The current president of the United States has warranted nary a mention from Prime Minister Justin Trudeau since Democrat Joe Biden became president-elect on Saturday.
While that might be setting Trudeau and Canada up for some retaliatory pain from Donald Trump, analysts are divided on how much misery even a very vindictive lame-duck president could inflict on his closest neighbour.
On Monday, Trudeau became the first international leader to speak to Biden, following his swift congratulations to the former American vice-president and his running mate Kamala Harris on Saturday.
The Prime Minister's Office released a statement congratulating Biden within 45 minutes of multiple news outlets having called the Democrat's pivotal victory in Pennsylvania.
Bessma Momani, an international affairs expert at the University of Waterloo, says Trump is likely keeping track of who is congratulating Biden.
She said there is no ruling out that Trump could find a way to retaliate against Canada in his remaining time in the Oval Office.
"Certainly, if one looks at why the Chinese have still held out on congratulating Trump, there is fear that Trump could be punitive on trade or other matters for those who are seen to side with Biden in the legal battle Trump has undertaken," aid Momani.
"One should not doubt that Trump is taking names and personalizing the congratulatory good wishes to Biden."
Trump has refused to concede defeat and is threatening legal action, claiming without evidence that he was cheated out of victory. His top diplomat, U.S. Secretary of State Mike Pompeo, told reporters Tuesday he expects a "smooth transition to a second Trump administration."
Trump imposed punitive tariffs on Canadian steel and aluminum in 2018 using a seldom-used section of U.S. trade law that gives the executive branch that power to protect national security.
The tariffs were ostensibly levied to block the flood of cheap Chinese steel into the U.S. through Canada. But Trump's commerce secretary said at the time they were being imposed because the Americans were unhappy with the slow pace of the renegotiation of the North American Free Trade Agreement.
Trump eventually removed the tariffs but reimposed a levy on Canadian aluminum in August, which was lifted less than a week before the presidential election.
"I don't have any suspicion that Mr. Trump is going to try to cause trouble from a trade point of view over the next couple of months," said Dennis Darby, the president of Canadian Manufacturers and Exporters.
Trump is likely not preoccupied with foreign opinions of him, and will turn his remaining days in office to making life miserable for his political opponents within the U.S., said Sarah Goldfeder, a former U.S. diplomat who is now an Ottawa-based consultant.
"I think Trump has two things on his mind and neither is Canada," said Goldfeder.

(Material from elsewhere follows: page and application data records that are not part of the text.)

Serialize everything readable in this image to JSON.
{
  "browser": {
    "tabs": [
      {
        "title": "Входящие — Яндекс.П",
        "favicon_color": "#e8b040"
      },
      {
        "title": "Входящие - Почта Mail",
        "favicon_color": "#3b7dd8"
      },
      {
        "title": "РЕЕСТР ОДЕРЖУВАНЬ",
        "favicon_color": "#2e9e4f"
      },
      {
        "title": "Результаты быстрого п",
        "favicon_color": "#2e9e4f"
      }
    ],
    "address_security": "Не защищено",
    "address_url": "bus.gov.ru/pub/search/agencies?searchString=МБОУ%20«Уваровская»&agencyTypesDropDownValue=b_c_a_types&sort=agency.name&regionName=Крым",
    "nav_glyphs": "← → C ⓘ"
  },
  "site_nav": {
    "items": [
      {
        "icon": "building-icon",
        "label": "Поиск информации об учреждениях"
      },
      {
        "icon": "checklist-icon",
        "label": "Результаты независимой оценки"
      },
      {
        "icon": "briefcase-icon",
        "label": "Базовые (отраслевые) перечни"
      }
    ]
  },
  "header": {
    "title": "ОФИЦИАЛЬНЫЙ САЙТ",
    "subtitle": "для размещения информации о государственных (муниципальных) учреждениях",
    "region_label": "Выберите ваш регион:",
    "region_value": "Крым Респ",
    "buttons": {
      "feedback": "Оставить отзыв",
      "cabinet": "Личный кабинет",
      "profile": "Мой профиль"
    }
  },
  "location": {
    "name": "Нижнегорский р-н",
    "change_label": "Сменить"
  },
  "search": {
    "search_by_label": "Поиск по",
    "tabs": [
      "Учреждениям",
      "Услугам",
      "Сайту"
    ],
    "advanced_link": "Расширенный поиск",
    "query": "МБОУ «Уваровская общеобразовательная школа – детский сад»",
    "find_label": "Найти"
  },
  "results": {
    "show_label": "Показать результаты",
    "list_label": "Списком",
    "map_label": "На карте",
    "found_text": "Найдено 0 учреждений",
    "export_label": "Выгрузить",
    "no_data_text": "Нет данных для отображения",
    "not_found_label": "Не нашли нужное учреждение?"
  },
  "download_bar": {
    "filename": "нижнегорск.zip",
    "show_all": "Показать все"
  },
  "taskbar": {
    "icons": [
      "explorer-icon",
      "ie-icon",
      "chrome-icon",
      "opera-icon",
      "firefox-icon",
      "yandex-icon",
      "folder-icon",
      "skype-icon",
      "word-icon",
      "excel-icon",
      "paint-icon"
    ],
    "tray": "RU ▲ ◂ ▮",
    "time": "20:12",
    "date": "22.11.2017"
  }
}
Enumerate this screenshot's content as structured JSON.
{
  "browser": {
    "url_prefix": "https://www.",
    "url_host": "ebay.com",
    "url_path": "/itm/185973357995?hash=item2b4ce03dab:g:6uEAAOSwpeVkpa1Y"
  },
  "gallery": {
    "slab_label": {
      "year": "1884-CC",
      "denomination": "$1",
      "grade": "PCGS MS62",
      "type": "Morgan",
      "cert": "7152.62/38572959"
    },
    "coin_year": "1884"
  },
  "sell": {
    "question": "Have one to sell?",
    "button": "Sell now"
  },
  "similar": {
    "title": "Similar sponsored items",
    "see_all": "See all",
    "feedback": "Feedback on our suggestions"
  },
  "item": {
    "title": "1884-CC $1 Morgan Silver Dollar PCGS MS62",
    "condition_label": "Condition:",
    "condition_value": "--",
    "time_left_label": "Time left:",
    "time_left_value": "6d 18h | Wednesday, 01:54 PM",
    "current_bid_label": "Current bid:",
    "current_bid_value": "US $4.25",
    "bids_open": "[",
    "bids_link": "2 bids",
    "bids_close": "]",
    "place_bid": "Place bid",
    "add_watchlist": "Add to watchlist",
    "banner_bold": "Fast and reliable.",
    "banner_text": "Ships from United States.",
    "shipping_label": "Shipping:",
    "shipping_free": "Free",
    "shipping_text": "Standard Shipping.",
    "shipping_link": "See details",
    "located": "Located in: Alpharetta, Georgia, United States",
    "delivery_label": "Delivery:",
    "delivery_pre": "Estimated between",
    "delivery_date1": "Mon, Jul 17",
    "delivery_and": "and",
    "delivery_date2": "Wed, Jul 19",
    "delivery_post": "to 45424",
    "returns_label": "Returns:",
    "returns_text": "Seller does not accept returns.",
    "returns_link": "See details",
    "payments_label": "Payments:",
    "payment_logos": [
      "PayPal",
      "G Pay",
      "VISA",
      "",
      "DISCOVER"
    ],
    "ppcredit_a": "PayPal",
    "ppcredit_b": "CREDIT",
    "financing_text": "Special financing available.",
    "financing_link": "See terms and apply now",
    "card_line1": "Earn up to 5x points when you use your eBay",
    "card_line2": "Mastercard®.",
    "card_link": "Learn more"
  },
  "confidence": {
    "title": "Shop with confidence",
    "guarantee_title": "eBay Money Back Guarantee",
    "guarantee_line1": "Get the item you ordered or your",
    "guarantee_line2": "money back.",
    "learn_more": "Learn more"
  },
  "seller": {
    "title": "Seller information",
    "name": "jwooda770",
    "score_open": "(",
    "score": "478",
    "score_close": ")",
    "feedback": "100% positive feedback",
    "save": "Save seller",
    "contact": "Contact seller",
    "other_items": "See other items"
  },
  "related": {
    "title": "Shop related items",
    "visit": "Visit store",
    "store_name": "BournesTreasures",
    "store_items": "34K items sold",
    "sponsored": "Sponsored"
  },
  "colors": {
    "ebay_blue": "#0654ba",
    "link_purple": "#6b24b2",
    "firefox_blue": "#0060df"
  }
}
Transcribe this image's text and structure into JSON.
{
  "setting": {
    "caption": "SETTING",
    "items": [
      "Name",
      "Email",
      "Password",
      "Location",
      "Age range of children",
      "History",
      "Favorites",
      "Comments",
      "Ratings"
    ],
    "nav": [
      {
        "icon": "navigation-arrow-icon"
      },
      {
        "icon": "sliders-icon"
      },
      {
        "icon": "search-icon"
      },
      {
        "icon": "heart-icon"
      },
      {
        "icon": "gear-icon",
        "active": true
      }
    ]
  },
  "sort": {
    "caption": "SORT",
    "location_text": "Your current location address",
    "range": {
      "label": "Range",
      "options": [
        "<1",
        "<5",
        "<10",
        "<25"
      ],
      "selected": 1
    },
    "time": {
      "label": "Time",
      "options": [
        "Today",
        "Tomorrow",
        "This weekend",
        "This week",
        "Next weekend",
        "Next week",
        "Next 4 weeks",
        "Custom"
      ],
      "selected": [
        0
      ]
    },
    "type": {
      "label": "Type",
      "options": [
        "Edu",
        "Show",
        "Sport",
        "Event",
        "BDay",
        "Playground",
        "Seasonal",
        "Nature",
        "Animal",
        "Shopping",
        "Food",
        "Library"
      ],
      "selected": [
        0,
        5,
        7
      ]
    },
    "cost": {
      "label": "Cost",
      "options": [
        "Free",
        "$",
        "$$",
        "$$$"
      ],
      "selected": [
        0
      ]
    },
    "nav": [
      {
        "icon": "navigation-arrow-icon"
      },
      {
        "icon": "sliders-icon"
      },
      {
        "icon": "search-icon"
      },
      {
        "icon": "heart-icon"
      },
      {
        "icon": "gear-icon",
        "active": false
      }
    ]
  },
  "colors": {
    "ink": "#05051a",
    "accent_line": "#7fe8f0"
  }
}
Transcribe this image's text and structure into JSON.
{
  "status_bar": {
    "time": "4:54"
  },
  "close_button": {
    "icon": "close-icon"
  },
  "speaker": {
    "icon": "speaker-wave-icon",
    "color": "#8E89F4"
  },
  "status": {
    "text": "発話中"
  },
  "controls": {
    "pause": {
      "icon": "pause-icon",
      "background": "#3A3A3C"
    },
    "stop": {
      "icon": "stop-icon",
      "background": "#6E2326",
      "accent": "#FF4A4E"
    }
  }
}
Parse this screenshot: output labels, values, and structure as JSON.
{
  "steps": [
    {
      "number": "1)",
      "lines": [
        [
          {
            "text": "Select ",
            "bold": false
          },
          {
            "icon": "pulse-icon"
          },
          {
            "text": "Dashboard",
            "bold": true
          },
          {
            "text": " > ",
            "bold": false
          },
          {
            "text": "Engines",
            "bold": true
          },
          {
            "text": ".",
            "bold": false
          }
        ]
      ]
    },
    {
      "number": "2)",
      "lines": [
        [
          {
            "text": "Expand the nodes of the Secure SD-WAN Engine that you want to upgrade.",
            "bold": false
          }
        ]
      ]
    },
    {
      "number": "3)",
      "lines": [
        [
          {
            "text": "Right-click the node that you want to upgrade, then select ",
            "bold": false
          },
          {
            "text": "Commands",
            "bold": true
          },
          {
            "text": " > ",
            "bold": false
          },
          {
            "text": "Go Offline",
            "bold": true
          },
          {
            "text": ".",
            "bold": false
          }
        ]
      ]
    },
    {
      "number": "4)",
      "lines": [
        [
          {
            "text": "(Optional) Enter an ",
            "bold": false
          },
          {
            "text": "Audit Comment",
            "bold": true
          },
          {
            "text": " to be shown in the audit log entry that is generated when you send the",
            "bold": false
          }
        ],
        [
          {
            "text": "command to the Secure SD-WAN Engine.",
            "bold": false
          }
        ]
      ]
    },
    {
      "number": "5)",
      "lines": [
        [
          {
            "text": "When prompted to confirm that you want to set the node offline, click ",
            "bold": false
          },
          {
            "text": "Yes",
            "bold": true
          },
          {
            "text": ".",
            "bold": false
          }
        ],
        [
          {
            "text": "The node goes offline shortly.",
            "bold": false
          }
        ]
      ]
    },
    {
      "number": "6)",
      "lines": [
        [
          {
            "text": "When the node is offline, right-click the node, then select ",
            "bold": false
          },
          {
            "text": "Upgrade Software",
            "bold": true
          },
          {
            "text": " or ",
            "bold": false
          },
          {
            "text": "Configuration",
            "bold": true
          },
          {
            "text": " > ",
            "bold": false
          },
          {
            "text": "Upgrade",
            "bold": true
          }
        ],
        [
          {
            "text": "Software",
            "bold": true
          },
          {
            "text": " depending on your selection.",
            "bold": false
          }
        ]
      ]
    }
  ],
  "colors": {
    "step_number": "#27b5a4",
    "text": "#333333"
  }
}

Those are his political and financial survival "and making life hard for the Democrats and never-Trumpers."
She said "Trudeau did not reveal anything that Trump didn't already know" by calling Biden.
Trudeau and Biden released separate readouts of their conversation Monday, which summarized areas of potential co-operation as well as differences.
Trudeau's office said he and Biden discussed COVID-19, climate change, fighting anti-Black racism and China's detention of two Canadians, Michael Kovrig and Michael Spavor.
Biden's statement said he was looking forward to working closely with Trudeau on global health, revitalizing bilateral economic ties as well as the broader North American partnership, and working with Canada on a range of regional and global challenges.
Meredith Lilly, the Simon Reisman Chair in trade policy at Carleton University's Norman Paterson School of International Affairs, said Trump's bigger worries are all domestic and the Biden-Trudeau call likely hasn't even registered with him.
French President Emmanuel Macron has also now spoken with Biden, as will more world leaders in the coming days, "so we have some comfort in numbers," said Lilly.
"During the lame-duck period, it will be important for Canadian officials to maintain constructive working relations with the Trump administration, and I'm confident that Ambassador (Kirsten) Hillman and her team in Washington will do this with professionalism."
Fen Hampson, an international affairs expert at Norman Paterson who authored a book about Brian Mulroney's foreign policy, said it is not unusual for Canadian prime ministers to reach out to the winners of the U.S. presidential election before they have been formally sworn in, as Mulroney did with Bill Clinton.
"The calculus surely was that Trump is a now lame duck and already has done as much damage as he can to bilateral relations," said Hampson, adding that Trudeau likely wanted to "seize the day and not be too preoccupied with the downside risk."